◆ Task instructions:
The required result is every line of the records that includes "PeopleAdmin".

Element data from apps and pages
========
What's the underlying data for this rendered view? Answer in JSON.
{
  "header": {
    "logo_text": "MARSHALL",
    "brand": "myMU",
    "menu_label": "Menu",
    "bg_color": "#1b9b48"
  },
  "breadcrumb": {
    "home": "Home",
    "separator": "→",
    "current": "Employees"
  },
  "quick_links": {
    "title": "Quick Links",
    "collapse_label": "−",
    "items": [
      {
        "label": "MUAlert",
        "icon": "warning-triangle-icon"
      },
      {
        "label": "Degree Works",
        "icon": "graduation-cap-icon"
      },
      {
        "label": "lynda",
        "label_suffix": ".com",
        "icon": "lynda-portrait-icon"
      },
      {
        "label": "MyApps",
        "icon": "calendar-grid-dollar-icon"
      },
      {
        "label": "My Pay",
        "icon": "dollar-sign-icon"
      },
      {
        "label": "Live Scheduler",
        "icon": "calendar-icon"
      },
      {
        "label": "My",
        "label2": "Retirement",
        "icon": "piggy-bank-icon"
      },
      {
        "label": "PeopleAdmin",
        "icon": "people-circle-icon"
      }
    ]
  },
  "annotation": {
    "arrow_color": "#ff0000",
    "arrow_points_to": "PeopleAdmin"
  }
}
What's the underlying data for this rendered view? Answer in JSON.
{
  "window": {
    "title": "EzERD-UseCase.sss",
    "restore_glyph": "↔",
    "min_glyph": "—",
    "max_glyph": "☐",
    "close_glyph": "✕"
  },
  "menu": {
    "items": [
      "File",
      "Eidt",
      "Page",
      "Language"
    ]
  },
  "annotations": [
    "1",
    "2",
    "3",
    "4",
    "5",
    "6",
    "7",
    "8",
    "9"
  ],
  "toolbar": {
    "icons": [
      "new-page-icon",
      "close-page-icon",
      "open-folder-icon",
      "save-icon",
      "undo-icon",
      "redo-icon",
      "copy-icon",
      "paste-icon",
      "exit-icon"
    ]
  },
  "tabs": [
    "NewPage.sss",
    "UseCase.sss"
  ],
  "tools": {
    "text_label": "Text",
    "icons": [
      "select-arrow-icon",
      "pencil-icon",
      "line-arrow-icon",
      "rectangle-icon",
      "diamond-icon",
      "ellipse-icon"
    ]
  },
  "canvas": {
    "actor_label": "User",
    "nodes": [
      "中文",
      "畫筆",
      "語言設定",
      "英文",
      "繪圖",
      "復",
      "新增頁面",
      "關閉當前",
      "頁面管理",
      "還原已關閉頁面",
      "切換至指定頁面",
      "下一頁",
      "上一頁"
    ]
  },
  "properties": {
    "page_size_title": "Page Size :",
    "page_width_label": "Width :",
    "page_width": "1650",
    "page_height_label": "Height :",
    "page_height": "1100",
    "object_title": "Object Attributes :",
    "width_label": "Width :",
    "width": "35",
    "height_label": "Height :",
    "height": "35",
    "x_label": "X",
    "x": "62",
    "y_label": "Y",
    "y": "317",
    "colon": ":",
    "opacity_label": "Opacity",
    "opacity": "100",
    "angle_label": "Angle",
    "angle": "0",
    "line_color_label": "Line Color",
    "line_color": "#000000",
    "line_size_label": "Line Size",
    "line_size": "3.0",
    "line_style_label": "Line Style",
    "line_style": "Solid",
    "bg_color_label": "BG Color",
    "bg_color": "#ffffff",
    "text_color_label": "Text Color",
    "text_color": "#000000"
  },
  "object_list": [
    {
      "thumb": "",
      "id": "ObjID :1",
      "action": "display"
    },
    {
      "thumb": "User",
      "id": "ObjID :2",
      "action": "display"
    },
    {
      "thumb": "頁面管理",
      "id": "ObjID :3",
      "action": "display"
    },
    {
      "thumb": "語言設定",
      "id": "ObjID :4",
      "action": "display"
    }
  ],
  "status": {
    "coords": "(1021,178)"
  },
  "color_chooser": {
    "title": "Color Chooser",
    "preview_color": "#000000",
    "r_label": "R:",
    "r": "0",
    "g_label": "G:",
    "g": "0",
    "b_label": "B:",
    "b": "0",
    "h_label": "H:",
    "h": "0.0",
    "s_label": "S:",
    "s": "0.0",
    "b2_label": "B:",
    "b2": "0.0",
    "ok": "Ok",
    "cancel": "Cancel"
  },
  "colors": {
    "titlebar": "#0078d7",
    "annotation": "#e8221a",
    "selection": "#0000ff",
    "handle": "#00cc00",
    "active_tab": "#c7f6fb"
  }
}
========
◆ Answer to the exercise:
        "label": "PeopleAdmin",
    "arrow_points_to": "PeopleAdmin"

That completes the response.